> [Exercise details] Pull each line holding "icon" out of the entries below.

========

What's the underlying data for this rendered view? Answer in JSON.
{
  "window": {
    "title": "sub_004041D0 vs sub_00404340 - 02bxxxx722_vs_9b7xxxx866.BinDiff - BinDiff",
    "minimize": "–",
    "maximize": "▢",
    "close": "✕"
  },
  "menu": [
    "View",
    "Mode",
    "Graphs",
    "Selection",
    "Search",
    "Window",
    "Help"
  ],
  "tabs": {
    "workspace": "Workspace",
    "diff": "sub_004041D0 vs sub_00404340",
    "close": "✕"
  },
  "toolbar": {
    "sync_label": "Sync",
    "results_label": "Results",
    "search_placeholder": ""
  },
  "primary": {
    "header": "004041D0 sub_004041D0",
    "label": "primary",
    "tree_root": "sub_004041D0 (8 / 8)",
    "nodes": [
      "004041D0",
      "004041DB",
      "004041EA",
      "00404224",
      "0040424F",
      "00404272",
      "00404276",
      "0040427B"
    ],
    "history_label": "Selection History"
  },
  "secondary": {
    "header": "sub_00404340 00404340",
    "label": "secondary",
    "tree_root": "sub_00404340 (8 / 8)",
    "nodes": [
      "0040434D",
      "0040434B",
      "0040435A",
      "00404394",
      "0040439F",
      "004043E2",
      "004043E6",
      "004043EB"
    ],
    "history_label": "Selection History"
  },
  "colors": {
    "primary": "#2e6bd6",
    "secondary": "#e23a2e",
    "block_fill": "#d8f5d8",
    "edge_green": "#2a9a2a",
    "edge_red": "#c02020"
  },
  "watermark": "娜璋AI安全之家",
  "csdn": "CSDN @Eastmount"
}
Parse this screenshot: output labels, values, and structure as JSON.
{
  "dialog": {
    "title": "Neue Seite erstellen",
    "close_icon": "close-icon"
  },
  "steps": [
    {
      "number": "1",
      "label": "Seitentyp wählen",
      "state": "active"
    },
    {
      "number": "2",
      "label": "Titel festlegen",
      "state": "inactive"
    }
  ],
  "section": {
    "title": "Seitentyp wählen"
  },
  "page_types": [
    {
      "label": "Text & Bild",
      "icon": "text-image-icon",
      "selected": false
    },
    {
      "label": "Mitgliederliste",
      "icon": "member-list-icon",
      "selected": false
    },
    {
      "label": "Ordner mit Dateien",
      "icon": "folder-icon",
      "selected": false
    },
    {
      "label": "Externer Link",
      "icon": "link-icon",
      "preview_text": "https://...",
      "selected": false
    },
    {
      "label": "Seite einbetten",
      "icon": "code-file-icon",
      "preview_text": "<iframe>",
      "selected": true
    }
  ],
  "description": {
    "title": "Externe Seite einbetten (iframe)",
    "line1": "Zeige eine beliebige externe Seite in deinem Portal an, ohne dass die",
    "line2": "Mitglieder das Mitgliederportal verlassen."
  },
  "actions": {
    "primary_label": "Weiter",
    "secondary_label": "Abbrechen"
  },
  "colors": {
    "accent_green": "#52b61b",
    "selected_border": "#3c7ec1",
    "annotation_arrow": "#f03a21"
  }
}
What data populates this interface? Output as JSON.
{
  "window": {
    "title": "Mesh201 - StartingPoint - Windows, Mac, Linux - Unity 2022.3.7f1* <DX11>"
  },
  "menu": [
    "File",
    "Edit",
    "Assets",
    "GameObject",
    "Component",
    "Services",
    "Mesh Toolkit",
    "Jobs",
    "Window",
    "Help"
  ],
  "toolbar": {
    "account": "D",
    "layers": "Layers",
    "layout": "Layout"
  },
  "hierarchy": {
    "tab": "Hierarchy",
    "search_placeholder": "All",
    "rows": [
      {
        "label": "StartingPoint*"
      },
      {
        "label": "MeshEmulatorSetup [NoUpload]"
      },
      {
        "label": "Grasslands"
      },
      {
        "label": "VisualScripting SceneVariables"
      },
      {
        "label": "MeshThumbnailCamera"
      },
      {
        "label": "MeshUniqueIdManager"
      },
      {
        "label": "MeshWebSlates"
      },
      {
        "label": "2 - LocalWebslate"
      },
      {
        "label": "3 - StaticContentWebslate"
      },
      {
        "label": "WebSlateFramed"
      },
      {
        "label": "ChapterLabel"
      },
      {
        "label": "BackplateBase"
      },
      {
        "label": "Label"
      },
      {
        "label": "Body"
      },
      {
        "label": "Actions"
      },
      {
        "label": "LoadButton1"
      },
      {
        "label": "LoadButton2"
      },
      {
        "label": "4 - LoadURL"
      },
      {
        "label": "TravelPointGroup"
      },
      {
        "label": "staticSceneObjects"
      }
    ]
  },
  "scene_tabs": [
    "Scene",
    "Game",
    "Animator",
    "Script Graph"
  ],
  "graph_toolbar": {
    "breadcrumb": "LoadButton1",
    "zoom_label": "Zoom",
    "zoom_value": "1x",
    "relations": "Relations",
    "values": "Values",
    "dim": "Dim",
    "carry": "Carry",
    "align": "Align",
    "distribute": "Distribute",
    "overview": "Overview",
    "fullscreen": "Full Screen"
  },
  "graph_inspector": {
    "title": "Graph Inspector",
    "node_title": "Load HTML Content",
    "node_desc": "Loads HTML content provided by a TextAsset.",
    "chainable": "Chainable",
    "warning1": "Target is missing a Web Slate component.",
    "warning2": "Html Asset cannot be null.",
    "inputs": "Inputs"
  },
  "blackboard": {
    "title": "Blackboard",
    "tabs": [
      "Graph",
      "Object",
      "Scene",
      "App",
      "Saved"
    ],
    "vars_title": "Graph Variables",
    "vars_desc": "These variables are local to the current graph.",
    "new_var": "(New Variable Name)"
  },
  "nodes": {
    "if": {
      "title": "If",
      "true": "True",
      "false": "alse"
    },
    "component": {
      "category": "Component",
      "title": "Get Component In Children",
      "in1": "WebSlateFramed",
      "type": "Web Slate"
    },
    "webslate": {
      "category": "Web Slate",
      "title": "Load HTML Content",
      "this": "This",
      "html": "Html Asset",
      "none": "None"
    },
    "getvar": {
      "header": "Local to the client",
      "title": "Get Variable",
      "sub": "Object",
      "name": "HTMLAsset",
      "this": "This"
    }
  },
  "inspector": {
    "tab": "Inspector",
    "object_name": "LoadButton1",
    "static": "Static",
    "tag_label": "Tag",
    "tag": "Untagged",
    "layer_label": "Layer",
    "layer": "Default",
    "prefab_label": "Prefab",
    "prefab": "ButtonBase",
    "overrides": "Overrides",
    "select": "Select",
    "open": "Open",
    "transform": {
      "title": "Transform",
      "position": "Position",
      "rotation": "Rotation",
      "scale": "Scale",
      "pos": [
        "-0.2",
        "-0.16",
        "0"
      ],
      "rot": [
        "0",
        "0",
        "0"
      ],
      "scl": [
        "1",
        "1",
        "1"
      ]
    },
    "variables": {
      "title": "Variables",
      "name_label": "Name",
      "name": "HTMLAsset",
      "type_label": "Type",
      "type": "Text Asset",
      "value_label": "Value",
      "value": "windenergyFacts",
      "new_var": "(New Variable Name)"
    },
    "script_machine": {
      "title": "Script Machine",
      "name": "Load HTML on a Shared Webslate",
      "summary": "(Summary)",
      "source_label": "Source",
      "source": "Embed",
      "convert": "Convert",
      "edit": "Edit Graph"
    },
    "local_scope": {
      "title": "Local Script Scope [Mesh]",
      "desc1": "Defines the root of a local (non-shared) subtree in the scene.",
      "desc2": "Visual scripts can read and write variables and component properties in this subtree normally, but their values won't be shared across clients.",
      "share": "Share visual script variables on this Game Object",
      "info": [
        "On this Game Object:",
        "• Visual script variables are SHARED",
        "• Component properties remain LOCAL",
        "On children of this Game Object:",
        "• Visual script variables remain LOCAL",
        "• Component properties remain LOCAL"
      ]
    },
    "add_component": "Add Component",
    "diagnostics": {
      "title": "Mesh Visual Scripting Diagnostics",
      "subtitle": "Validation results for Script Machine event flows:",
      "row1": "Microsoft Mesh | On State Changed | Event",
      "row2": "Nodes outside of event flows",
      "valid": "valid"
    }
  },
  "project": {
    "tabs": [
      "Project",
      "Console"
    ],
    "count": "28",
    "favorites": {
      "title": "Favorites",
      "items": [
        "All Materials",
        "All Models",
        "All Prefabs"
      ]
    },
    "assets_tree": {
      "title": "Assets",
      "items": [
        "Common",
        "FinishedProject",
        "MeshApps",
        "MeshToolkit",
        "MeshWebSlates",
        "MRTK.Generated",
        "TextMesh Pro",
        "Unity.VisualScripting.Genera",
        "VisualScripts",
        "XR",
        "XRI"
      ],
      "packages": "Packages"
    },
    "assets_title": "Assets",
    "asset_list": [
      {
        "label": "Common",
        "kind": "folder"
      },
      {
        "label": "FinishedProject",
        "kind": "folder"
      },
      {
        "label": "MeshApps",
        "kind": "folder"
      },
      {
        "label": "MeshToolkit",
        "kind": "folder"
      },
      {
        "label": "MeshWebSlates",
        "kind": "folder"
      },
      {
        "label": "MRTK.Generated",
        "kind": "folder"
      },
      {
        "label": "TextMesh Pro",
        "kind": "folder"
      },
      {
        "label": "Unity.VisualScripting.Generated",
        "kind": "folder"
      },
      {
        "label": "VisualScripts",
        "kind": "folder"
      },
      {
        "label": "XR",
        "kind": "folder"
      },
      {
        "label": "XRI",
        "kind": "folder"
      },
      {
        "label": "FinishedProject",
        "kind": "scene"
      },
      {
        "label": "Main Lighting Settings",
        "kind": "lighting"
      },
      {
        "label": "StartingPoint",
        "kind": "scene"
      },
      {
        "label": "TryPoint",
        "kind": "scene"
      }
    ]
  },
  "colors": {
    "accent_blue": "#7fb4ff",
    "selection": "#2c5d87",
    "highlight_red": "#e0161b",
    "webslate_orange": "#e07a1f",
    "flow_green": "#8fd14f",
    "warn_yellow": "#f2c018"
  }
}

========

> [Answer to the exercise]
    "close_icon": "close-icon"
      "icon": "text-image-icon",
      "icon": "member-list-icon",
      "icon": "folder-icon",
      "icon": "link-icon",
      "icon": "code-file-icon",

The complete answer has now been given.